To save money, I now buy e15 topup cards from retailers in Germany, and then through Blau.de's Web site specify I also want data (e10 for 1GB for a month). Blau.de's Web site is, unfortunately, only in German and so can be difficult to navigate; Google Translate is helpful here. As a daughter lives in Germany now, I get her to buy me top-up cards before I leave home; she sends me a photo of the topup coupon (often spat out by the local drug store's cash register), and then I have cell service as I step off the airplane.
In both cases, the problem is that I am assigned American and German phone numbers, so now I have three mobile numbers to give people. The advantage is that the talk, text, and data terms are much more generous than what you get through a roaming plan from your local provider.
Roam with a Data SIM
Before I traveled to Japan, I looked at getting a SIM card with data before I left, but what I found would cost me around $100 for a week. Too much! I needn't have worried, as there was plenty of free WiFi where I was in Kyoto. In addition, Kensai airport bristles with booths offering WiFi tethering rentals.
I no sooner arrived back home from that trip when I received an offer from Roam Mobility: their parent company was offering SIM cards for data-only plans in 90 countries (including Japan, ironically) for 75% off, so I ordered two. AlwaysOnline Wireless offers data by the hour (useful for airport layovers), the day, or by the week. Prices vary, depending on the country. For the USA, prices are as follows:

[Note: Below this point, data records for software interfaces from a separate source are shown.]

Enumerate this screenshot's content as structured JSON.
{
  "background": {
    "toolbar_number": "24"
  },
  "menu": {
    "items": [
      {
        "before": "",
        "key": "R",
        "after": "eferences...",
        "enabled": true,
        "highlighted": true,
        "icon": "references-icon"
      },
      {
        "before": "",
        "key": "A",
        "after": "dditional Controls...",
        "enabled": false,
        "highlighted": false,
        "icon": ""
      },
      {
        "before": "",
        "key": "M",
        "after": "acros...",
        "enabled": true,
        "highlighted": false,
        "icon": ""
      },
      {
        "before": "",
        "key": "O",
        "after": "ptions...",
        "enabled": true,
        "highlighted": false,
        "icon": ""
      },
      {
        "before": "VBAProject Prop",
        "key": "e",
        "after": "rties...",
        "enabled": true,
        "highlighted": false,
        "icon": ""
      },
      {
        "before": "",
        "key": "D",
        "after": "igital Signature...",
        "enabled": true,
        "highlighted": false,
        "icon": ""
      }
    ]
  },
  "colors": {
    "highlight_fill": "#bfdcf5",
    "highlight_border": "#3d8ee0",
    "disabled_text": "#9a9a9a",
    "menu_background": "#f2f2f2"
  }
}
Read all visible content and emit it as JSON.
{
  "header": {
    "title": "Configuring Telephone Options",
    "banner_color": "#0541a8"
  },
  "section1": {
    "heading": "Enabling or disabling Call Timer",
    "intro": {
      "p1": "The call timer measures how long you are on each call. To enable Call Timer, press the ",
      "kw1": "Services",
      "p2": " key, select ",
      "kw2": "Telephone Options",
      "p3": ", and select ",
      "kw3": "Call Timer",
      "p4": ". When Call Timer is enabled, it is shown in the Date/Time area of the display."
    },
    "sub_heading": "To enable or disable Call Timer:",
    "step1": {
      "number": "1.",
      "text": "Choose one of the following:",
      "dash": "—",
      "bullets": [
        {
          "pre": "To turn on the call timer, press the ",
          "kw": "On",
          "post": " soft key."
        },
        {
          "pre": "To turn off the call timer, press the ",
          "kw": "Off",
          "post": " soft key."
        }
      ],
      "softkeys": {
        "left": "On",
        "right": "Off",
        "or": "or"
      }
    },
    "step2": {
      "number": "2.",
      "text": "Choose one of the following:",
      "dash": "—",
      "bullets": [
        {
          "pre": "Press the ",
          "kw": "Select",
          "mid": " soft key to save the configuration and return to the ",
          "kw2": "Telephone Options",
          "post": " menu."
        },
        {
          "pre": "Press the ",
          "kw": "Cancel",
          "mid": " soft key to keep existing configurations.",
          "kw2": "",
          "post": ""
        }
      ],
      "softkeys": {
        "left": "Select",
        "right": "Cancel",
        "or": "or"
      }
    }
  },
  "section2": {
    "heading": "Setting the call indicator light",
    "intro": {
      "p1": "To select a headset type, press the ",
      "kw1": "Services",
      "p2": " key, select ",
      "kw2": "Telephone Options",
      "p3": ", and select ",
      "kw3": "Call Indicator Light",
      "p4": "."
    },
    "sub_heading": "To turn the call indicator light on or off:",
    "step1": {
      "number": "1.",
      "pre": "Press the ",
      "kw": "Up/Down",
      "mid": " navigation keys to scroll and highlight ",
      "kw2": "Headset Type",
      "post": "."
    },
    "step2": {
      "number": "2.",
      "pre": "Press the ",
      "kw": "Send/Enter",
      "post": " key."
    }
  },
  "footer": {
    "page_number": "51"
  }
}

- $1/hour for 100MB
- $3/day for 500MB
- $8 for 15 days for 1GB (plus other plans are available)
For me, these amounts are generous, as I find I go through 100MB-200MB a week when traveling, primarily checking email, using Google Maps, and sometimes visiting Web sites. No Netflix movie watching!
I have a dual-SIM cell phone, so I can put in, say, the Blue.de card for talk and text in Germany, and then use the global roaming card for data. The phone lets me specify which SIM card to use with which service. The data plan can also be used with programs like Skype and WhatsApp to make phone calls and send texts. When I put $5 on my Skype account, I can call regular phone numbers. (Some service providers block use of "free" services like Skype, but AOW does not.)
For my upcoming trip to Prague, I have set up a five-location plan with AOW:
- One day of data for when I switch planes in San Francisco. (For the USA, a day is as cheap as 3 hours; I picked a full-day's coverage, so if there are flight delays, I am covered).
- Two hours data for when I change planes in Frankfurt.
- One week of data in Prague.
- Two hours of data again in Frankfurt.
- On day of data for changing planes in Chicago. (ORD has free WiFi, finally, but it is impossible to stay connected to it.)
The total came to US31, which I consider cheap for peace-of-mind. For each location, I set the date and time when I want the service to begin. I can top up, when when the plan is empty, using the SIM card to access AlwaysOnline's Web site.
It will be interesting to see if it works out.